Movie Review by Debbie Winkler
Starring: Tommy Lee Jones, Anne Heche, Don Cheadle, Gaby Hoffmann, Keith David
Director: Mick Jackson
Release Date: 25 April 1997
Length: 104 minutes
Movie Rating: PG-13
View Format: TV
My Rating: 3/5 stars
“Earthquakes look like child’s play compared with what Mother Nature is throwing at Tinseltown this time. A volcano erupts and threatens to engulf downtown Los Angeles. But fear not: Tommy Lee Jones is in ass-kicking, “Listen up, people!” mode as he and scientist Anne Heche make sure the volcano thinks twice before it blows its top on the City of Angels.” — Netflix.com
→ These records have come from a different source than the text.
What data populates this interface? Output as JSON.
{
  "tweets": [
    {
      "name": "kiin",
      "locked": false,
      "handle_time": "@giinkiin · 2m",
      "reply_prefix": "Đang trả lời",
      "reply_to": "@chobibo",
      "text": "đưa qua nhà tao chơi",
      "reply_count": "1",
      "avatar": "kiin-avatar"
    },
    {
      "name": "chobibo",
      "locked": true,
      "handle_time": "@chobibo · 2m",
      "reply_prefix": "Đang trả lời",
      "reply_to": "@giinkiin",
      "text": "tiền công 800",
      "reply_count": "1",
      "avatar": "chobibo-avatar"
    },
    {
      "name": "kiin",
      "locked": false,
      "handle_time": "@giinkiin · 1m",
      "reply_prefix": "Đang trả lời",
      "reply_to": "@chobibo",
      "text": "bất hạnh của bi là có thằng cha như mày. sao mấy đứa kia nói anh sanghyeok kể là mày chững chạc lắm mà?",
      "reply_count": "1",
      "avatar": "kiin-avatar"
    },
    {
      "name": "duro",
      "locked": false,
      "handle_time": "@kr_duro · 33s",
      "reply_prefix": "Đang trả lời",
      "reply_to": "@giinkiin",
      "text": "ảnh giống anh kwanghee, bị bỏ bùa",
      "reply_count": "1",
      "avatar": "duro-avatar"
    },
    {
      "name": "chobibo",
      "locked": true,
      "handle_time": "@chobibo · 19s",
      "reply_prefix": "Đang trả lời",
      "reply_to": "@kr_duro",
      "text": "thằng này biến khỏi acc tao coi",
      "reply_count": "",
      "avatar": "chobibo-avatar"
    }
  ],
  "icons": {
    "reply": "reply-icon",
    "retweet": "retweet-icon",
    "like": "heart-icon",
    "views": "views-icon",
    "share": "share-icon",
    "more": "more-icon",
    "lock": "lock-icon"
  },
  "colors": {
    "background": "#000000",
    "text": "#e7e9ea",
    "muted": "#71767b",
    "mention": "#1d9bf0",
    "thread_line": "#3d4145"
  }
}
This movie is fairly typical disaster-movie fare, but there were a few standout scenes that elevated it to something decent to watch on TV. Tommy Lee Jones plays the character he always plays – Tommy Lee Jones – and delivers his lines in a stoic, monotone fashion. Yet you just love that he tells you outrageous things with a straight face and you somehow feel comfortable with him in charge. He is nothing special in this role, but he helps carry the movie through. I am not a huge fan of Anne Heche, mainly because I cannot believe her in any romantic scenes with the lead men, but she was okay. I did not quite buy her as a brilliant scientist, but I have seen worse. The real standouts in this movie for me were some of the supporting actors. I don’t know who they are, but the director helped pad the movie, slow the pace, make the movie more interesting and personal by featuring a few individuals. I think that we lose sight of how many everyday heroes there are around us when something huge happens in our areas, like a volcano erupting. Firemen were the first on the scene and many of them gave their lives to try and save others. A public works employee sacrificed himself to save a stranger on the subway. National Guard soldiers helped out in the hospital and moved as many victims as possible to try and keep the death toll down. These are normal people with families and friends who love them and they will be missed. Most of them will never get any recognition after they die, but they will always be remembered by those who knew them as a great example and a true hero. This made the movie into something worth watching, in my opinion, instead of just disaster-riddled movie.
The special effects are pretty good, but a bit repetitive. There are only so many ways to make slow-moving lava look interesting and threatening. Of course, there is really no easy way to evacuate a city as densely populated as Los Angeles, but I love that they didn’t even try to start moving people out. Dude, if we ever get an evacuation notice regarding some huge natural disaster, I am out! I will go wherever you tell me to go where I am going to be safe. I am not going to be one of those stubborn people like those in Louisiana who stayed in their houses when Hurricane Katrina hit because these hurricanes are never as serious as they make them say. No. I am not that brave and I will leave and then come back when they say it is safe. I want them to tell me to leave. I did not find this part of the movie very believable (because, of course, the rest of it is so realistic – not!) as I feel like the first thing the city powers-that-be would do is to start an evacuation.
Anyway, I caught this movie on TV and it was fairly entertaining. I don’t think that there was anything that special about this movie so it is easy to skip it, but I thought it was decent. If you see it come up on TV then you can pull it up for a decent nights-in entertainment, but you don’t need to go out of your way to catch it.
This movie features a lot of death, dying and suffering. Some of the deaths involve screaming, body parts combusting and sounded really painful. It was a little bit more detail than I was looking for so just keep in mind there are some intense scenes that are not appropriate for young children. I am not sure how bad the language is, as it was edited out on TV, but the movie has a PG-13 rating so it cannot be that bad. Recommended for ages 10 and up.